**What you are asked to do**
Give the number of lines in the data that contain "subtitle", and nothing more.
*** Working data Section Begins ***
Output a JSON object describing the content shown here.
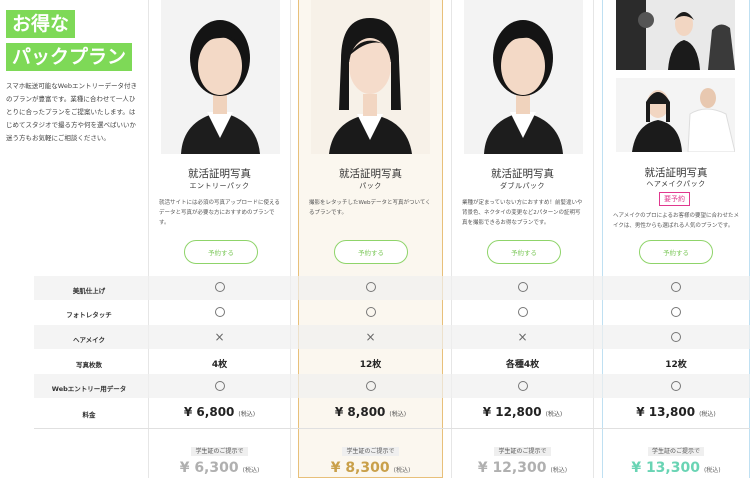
{
  "intro": {
    "heading_line1": "お得な",
    "heading_line2": "パックプラン",
    "description": "スマホ転送可能なWebエントリーデータ付きのプランが豊富です。業種に合わせて一人ひとりに合ったプランをご提案いたします。はじめてスタジオで撮る方や何を選べばいいか迷う方もお気軽にご相談ください。"
  },
  "plans": [
    {
      "title": "就活証明写真",
      "subtitle": "エントリーパック",
      "description": "就活サイトには必須の写真アップロードに使えるデータと写真が必要な方におすすめのプランです。",
      "button": "予約する",
      "badge": "",
      "price": "¥ 6,800",
      "student_price": "¥ 6,300"
    },
    {
      "title": "就活証明写真",
      "subtitle": "パック",
      "description": "撮影をレタッチしたWebデータと写真がついてくるプランです。",
      "button": "予約する",
      "badge": "",
      "price": "¥ 8,800",
      "student_price": "¥ 8,300"
    },
    {
      "title": "就活証明写真",
      "subtitle": "ダブルパック",
      "description": "業種が定まっていない方におすすめ！前髪違いや背景色、ネクタイの変更など2パターンの証明写真を撮影できるお得なプランです。",
      "button": "予約する",
      "badge": "",
      "price": "¥ 12,800",
      "student_price": "¥ 12,300"
    },
    {
      "title": "就活証明写真",
      "subtitle": "ヘアメイクパック",
      "description": "ヘアメイクのプロによるお客様の要望に合わせたメイクは、男性からも選ばれる人気のプランです。",
      "button": "予約する",
      "badge": "要予約",
      "price": "¥ 13,800",
      "student_price": "¥ 13,300"
    }
  ],
  "table": {
    "rows": [
      {
        "label": "美肌仕上げ",
        "values": [
          "○",
          "○",
          "○",
          "○"
        ]
      },
      {
        "label": "フォトレタッチ",
        "values": [
          "○",
          "○",
          "○",
          "○"
        ]
      },
      {
        "label": "ヘアメイク",
        "values": [
          "×",
          "×",
          "×",
          "○"
        ]
      },
      {
        "label": "写真枚数",
        "values": [
          "4枚",
          "12枚",
          "各種4枚",
          "12枚"
        ]
      },
      {
        "label": "Webエントリー用データ",
        "values": [
          "○",
          "○",
          "○",
          "○"
        ]
      }
    ],
    "price_label": "料金",
    "tax_note": "(税込)",
    "student_label": "学生証のご提示で"
  },
  "colors": {
    "accent_green": "#7ed957",
    "gold_border": "#e8c07a",
    "badge_pink": "#e0388e",
    "student_green": "#69d4b4"
  }
}
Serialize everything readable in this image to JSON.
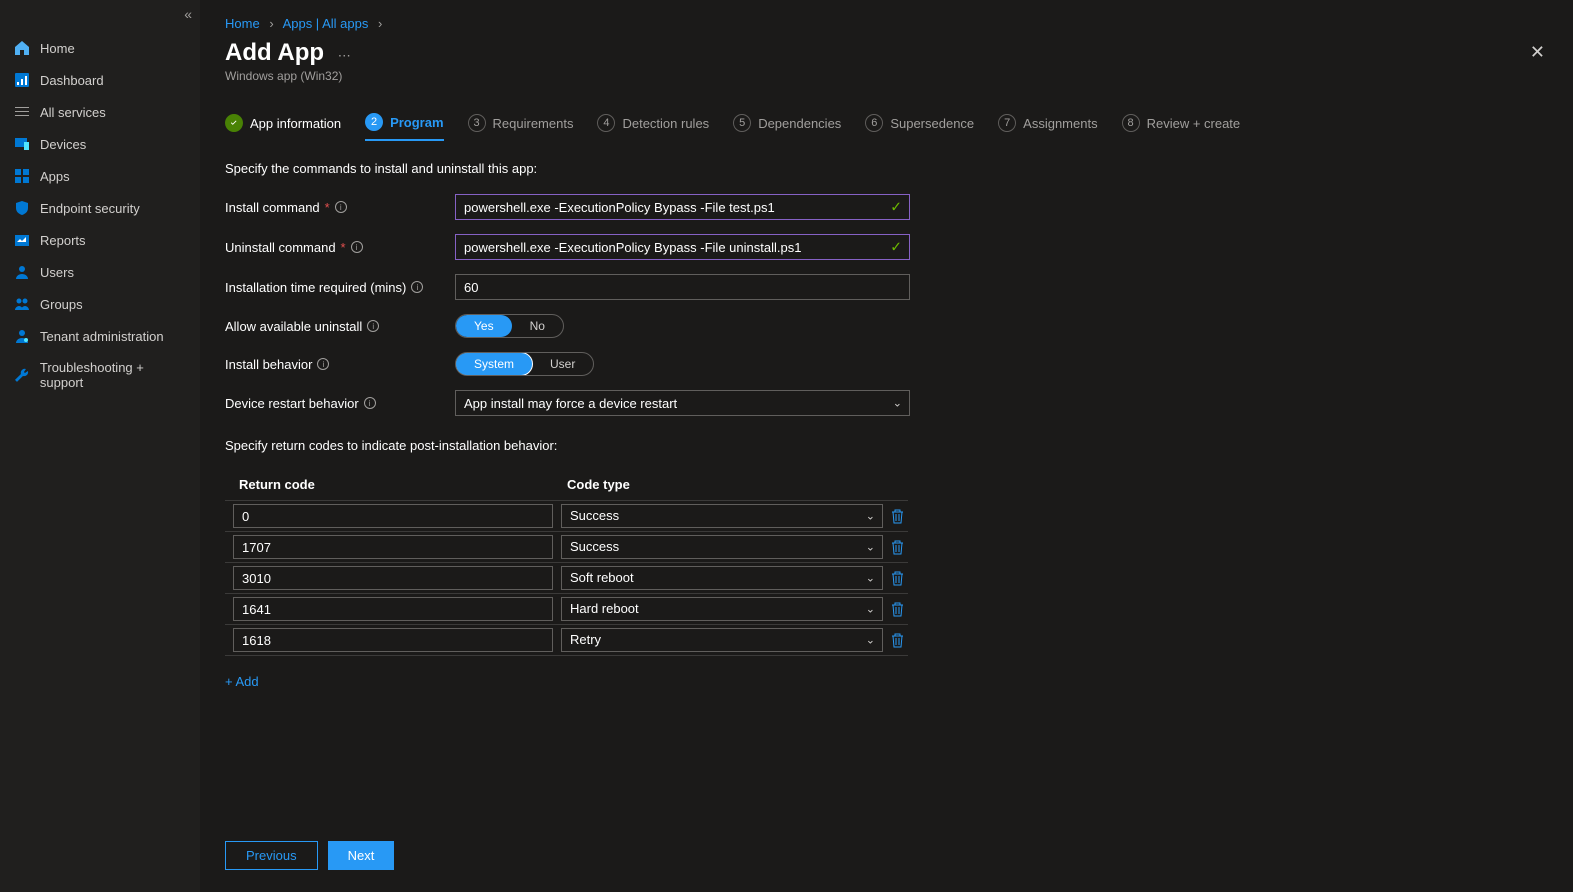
{
  "sidebar": {
    "items": [
      {
        "label": "Home",
        "icon": "home-icon",
        "color": "#2899f5"
      },
      {
        "label": "Dashboard",
        "icon": "dashboard-icon",
        "color": "#50e6ff"
      },
      {
        "label": "All services",
        "icon": "list-icon",
        "color": "#a19f9d"
      },
      {
        "label": "Devices",
        "icon": "devices-icon",
        "color": "#2899f5"
      },
      {
        "label": "Apps",
        "icon": "apps-icon",
        "color": "#2899f5"
      },
      {
        "label": "Endpoint security",
        "icon": "shield-icon",
        "color": "#2899f5"
      },
      {
        "label": "Reports",
        "icon": "reports-icon",
        "color": "#2899f5"
      },
      {
        "label": "Users",
        "icon": "users-icon",
        "color": "#2899f5"
      },
      {
        "label": "Groups",
        "icon": "groups-icon",
        "color": "#2899f5"
      },
      {
        "label": "Tenant administration",
        "icon": "admin-icon",
        "color": "#2899f5"
      },
      {
        "label": "Troubleshooting + support",
        "icon": "wrench-icon",
        "color": "#2899f5"
      }
    ]
  },
  "breadcrumb": {
    "items": [
      "Home",
      "Apps | All apps"
    ]
  },
  "header": {
    "title": "Add App",
    "subtitle": "Windows app (Win32)"
  },
  "tabs": [
    {
      "label": "App information",
      "state": "done"
    },
    {
      "label": "Program",
      "state": "active",
      "num": "2"
    },
    {
      "label": "Requirements",
      "num": "3"
    },
    {
      "label": "Detection rules",
      "num": "4"
    },
    {
      "label": "Dependencies",
      "num": "5"
    },
    {
      "label": "Supersedence",
      "num": "6"
    },
    {
      "label": "Assignments",
      "num": "7"
    },
    {
      "label": "Review + create",
      "num": "8"
    }
  ],
  "form": {
    "section1_text": "Specify the commands to install and uninstall this app:",
    "install_cmd_label": "Install command",
    "install_cmd_value": "powershell.exe -ExecutionPolicy Bypass -File test.ps1",
    "uninstall_cmd_label": "Uninstall command",
    "uninstall_cmd_value": "powershell.exe -ExecutionPolicy Bypass -File uninstall.ps1",
    "install_time_label": "Installation time required (mins)",
    "install_time_value": "60",
    "allow_uninstall_label": "Allow available uninstall",
    "allow_uninstall_yes": "Yes",
    "allow_uninstall_no": "No",
    "install_behavior_label": "Install behavior",
    "install_behavior_system": "System",
    "install_behavior_user": "User",
    "restart_behavior_label": "Device restart behavior",
    "restart_behavior_value": "App install may force a device restart",
    "section2_text": "Specify return codes to indicate post-installation behavior:",
    "table_col1": "Return code",
    "table_col2": "Code type",
    "return_codes": [
      {
        "code": "0",
        "type": "Success"
      },
      {
        "code": "1707",
        "type": "Success"
      },
      {
        "code": "3010",
        "type": "Soft reboot"
      },
      {
        "code": "1641",
        "type": "Hard reboot"
      },
      {
        "code": "1618",
        "type": "Retry"
      }
    ],
    "add_label": "+ Add"
  },
  "footer": {
    "previous": "Previous",
    "next": "Next"
  }
}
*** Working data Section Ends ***
**Answer box**
5